December 8, 2015 Rainmaker

Offering Help

Do a quick search on the Internet for how to ask for help and you will find countless articles describing why it is so difficult to do so.  What if instead of requiring people to become better at asking for help, we became better at offering it? –

By pooling money together with those you know BEFORE needs are identified, you’re freed to look for opportunities to help. When money has specifically been set aside to help people, it becomes easier to do so. Even though you might be willing to help, it’s still difficult for people you know to reach out in their time of need. That’s why we’ve made it the norm for members to reach out first and offer assistance.

The following tips are offered as ways to know when/how to offer help:
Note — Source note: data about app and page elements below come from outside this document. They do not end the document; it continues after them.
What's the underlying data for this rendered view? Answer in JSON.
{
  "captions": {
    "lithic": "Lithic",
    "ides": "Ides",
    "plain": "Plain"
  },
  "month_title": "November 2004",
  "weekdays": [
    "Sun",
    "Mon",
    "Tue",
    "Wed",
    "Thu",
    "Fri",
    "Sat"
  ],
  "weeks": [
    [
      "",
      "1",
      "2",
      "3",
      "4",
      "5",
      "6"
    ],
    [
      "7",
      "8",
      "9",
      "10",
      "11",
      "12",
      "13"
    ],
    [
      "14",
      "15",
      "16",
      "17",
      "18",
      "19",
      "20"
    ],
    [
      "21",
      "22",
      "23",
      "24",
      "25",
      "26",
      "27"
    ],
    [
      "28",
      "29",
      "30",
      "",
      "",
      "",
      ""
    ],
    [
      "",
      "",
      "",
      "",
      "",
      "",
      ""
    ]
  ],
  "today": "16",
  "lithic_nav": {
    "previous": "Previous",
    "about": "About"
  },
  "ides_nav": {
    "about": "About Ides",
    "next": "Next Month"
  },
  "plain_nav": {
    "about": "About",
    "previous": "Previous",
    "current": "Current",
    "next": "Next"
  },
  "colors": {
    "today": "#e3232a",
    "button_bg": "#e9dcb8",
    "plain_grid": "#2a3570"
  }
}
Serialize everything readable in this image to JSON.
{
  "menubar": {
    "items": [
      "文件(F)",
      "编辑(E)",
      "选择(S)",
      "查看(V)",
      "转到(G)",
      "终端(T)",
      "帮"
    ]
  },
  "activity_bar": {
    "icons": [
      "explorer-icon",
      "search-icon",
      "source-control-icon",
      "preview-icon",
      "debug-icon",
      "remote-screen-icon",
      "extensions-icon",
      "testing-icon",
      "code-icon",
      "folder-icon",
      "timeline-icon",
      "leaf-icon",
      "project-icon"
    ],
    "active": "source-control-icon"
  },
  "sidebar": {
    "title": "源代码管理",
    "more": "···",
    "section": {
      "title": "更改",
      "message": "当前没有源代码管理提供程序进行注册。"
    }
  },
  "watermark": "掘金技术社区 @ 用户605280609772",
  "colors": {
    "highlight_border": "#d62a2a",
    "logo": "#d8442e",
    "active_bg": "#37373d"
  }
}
  • Pick up on cues —  don’t be afraid to ask questions.
  • If at all possible, avoid phone conversations and emails and have your conversation in person and in private.
  • Acknowledge your own limitation in seeing something correctly.
  • Be straightforward. share a personal story, but do not micromanage or be manipulative.
  • Say thank you when someone has shared something sensitive.  When someone has entrusted you with a sensitive situation, it is meant to be carried carefully.
  • Share the story of Common Change and specifically your group.  Ask for permission to share the requests and let them know that there’s no guarantee but you would like to at least ask.

One of the most amazing aspects of group giving is that it changes the way we react to other peo­ples’ needs. Instead of ignoring or shying away from needs for lack of resources, we get to proactively look for and respond to the needs around us, because we know that we have resources to meet them. Here are a couple helpful hints on finding needs and meeting them well as a group:

  1. Focus on people that someone in your group has a personal relationship with. We call this the principle “One Degree of Separation.”
  2. Don’t be afraid to ask questions that feel uncomfortable. Often we shy away from questions about mon­ey, but remember that people are probably more afraid to ask you for help than you are to ask them if they need it, so if you don’t ask, you might never know.
  3. When exploring a potential need, ask specific questions about the need. Meeting general needs that are large and vague can overwhelm the group and the process. When a person posts with very specific information about a specific opportunity, it helps the group to function better.